_WHAT YOU SHOULD DO_. Your answer should be exactly the lines from the one that contains "Serialize everything readable" through the final line of the entries below, and nothing else.

_SUPPLIED MATERIAL_.
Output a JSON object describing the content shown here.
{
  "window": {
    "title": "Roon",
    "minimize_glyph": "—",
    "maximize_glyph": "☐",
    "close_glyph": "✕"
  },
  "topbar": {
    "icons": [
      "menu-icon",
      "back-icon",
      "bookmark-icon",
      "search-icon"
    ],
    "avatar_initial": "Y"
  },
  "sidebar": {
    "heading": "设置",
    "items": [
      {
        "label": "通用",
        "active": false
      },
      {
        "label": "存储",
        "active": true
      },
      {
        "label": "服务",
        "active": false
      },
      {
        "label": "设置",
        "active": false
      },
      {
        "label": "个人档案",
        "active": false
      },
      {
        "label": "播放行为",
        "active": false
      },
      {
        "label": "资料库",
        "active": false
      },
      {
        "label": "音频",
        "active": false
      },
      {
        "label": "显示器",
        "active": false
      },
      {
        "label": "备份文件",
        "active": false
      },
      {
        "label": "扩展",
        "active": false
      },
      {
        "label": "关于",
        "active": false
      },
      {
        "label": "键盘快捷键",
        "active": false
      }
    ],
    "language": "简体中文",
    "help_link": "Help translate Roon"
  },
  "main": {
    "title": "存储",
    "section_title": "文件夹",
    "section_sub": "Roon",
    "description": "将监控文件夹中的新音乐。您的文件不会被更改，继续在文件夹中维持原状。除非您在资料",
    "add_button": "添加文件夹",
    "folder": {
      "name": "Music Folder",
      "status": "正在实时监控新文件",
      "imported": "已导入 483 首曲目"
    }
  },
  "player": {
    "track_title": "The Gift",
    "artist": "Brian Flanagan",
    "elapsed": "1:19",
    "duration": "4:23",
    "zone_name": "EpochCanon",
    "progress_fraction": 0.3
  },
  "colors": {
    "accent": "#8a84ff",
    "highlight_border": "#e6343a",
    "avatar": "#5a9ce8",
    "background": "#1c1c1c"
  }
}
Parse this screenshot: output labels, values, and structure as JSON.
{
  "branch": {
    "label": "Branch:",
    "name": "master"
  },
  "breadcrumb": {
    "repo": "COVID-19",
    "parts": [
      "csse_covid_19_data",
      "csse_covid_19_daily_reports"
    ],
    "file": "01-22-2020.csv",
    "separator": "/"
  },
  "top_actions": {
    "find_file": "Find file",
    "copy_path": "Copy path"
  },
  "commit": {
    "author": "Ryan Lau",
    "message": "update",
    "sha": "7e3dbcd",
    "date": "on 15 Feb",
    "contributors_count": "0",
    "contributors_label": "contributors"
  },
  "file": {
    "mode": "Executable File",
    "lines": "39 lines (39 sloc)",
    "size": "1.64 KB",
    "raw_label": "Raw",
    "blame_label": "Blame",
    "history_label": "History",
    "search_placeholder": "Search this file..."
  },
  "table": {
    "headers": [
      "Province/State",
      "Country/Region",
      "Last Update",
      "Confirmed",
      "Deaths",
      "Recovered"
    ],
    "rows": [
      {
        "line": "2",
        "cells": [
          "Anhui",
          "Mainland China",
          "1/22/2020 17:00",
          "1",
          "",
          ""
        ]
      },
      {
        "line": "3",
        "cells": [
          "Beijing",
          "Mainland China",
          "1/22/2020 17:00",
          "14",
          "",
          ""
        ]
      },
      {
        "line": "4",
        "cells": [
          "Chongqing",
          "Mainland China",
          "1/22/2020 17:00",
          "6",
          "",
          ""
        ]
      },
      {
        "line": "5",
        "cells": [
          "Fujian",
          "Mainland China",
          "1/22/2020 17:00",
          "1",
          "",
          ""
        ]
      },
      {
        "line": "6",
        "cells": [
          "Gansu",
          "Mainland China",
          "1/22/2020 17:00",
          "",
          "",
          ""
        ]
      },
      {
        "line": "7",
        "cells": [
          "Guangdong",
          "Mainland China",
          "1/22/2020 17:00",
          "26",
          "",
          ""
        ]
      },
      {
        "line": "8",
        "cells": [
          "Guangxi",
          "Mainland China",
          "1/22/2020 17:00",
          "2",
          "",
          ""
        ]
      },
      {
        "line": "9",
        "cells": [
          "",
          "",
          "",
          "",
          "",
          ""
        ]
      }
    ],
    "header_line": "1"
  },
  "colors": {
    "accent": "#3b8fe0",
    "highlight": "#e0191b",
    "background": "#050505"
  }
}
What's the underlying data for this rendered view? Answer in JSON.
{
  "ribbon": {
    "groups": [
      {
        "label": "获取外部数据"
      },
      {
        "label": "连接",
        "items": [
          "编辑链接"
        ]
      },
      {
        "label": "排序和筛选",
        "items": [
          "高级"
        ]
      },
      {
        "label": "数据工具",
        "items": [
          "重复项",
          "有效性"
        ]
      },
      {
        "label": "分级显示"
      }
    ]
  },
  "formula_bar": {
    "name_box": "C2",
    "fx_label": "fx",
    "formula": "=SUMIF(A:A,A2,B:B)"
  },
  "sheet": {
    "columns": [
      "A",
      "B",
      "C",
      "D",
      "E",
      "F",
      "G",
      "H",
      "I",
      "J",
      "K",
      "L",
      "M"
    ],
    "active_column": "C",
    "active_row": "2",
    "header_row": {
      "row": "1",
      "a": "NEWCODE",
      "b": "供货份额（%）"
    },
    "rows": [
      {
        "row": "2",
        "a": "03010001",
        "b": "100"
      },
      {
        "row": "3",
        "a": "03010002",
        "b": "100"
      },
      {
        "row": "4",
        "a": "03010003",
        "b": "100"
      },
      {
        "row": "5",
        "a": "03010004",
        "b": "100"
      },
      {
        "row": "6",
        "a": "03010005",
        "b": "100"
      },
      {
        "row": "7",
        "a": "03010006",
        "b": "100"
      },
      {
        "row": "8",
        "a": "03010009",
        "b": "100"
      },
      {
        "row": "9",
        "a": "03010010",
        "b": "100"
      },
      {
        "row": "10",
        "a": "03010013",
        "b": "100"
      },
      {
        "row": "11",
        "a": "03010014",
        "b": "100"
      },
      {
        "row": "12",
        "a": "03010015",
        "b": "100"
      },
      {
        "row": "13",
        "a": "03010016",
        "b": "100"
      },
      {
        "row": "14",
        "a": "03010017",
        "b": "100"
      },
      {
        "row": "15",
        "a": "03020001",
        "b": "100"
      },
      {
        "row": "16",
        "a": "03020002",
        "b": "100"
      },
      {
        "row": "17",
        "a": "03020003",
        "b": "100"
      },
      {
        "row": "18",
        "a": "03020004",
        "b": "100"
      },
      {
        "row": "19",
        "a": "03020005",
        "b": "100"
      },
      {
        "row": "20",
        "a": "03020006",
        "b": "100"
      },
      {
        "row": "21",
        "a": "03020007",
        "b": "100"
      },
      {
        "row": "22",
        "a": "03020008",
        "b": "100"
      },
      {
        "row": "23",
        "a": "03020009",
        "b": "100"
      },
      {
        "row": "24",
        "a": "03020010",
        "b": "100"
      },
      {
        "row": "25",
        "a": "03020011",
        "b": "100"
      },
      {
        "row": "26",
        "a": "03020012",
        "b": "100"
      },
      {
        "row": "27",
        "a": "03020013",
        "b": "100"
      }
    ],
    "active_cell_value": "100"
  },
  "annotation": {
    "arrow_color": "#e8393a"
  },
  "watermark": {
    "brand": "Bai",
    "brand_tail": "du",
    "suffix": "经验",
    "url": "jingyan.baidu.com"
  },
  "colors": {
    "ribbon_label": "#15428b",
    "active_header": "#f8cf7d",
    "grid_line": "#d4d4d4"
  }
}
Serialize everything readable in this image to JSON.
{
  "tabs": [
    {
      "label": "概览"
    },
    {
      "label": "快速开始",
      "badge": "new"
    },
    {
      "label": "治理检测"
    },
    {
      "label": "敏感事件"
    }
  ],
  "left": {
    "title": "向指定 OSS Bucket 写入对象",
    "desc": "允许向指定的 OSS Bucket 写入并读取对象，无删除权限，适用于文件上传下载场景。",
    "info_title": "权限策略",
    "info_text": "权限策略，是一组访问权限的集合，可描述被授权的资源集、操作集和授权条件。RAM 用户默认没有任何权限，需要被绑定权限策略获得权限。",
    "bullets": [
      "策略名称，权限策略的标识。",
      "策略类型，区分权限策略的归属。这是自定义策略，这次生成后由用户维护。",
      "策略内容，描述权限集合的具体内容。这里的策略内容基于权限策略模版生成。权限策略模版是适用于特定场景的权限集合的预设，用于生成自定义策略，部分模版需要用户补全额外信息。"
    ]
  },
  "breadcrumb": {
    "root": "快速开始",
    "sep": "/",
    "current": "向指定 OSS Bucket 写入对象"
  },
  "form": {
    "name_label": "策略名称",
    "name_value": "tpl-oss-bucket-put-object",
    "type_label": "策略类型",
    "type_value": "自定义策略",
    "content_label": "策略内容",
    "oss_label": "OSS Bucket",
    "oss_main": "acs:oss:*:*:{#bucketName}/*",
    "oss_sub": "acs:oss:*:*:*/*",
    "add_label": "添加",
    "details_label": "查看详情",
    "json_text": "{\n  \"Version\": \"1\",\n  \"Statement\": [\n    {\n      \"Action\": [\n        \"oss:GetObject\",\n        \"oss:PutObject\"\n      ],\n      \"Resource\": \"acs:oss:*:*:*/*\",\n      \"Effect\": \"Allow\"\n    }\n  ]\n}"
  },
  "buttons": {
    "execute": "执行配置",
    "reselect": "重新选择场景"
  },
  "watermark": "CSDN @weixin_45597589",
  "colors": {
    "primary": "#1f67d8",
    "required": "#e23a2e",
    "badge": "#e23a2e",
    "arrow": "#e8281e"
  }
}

_RESPONSE_.
Serialize everything readable in this image to JSON.
{
  "tabs": [
    {
      "label": "概览"
    },
    {
      "label": "快速开始",
      "badge": "new"
    },
    {
      "label": "治理检测"
    },
    {
      "label": "敏感事件"
    }
  ],
  "left": {
    "title": "向指定 OSS Bucket 写入对象",
    "desc": "允许向指定的 OSS Bucket 写入并读取对象，无删除权限，适用于文件上传下载场景。",
    "info_title": "权限策略",
    "info_text": "权限策略，是一组访问权限的集合，可描述被授权的资源集、操作集和授权条件。RAM 用户默认没有任何权限，需要被绑定权限策略获得权限。",
    "bullets": [
      "策略名称，权限策略的标识。",
      "策略类型，区分权限策略的归属。这是自定义策略，这次生成后由用户维护。",
      "策略内容，描述权限集合的具体内容。这里的策略内容基于权限策略模版生成。权限策略模版是适用于特定场景的权限集合的预设，用于生成自定义策略，部分模版需要用户补全额外信息。"
    ]
  },
  "breadcrumb": {
    "root": "快速开始",
    "sep": "/",
    "current": "向指定 OSS Bucket 写入对象"
  },
  "form": {
    "name_label": "策略名称",
    "name_value": "tpl-oss-bucket-put-object",
    "type_label": "策略类型",
    "type_value": "自定义策略",
    "content_label": "策略内容",
    "oss_label": "OSS Bucket",
    "oss_main": "acs:oss:*:*:{#bucketName}/*",
    "oss_sub": "acs:oss:*:*:*/*",
    "add_label": "添加",
    "details_label": "查看详情",
    "json_text": "{\n  \"Version\": \"1\",\n  \"Statement\": [\n    {\n      \"Action\": [\n        \"oss:GetObject\",\n        \"oss:PutObject\"\n      ],\n      \"Resource\": \"acs:oss:*:*:*/*\",\n      \"Effect\": \"Allow\"\n    }\n  ]\n}"
  },
  "buttons": {
    "execute": "执行配置",
    "reselect": "重新选择场景"
  },
  "watermark": "CSDN @weixin_45597589",
  "colors": {
    "primary": "#1f67d8",
    "required": "#e23a2e",
    "badge": "#e23a2e",
    "arrow": "#e8281e"
  }
}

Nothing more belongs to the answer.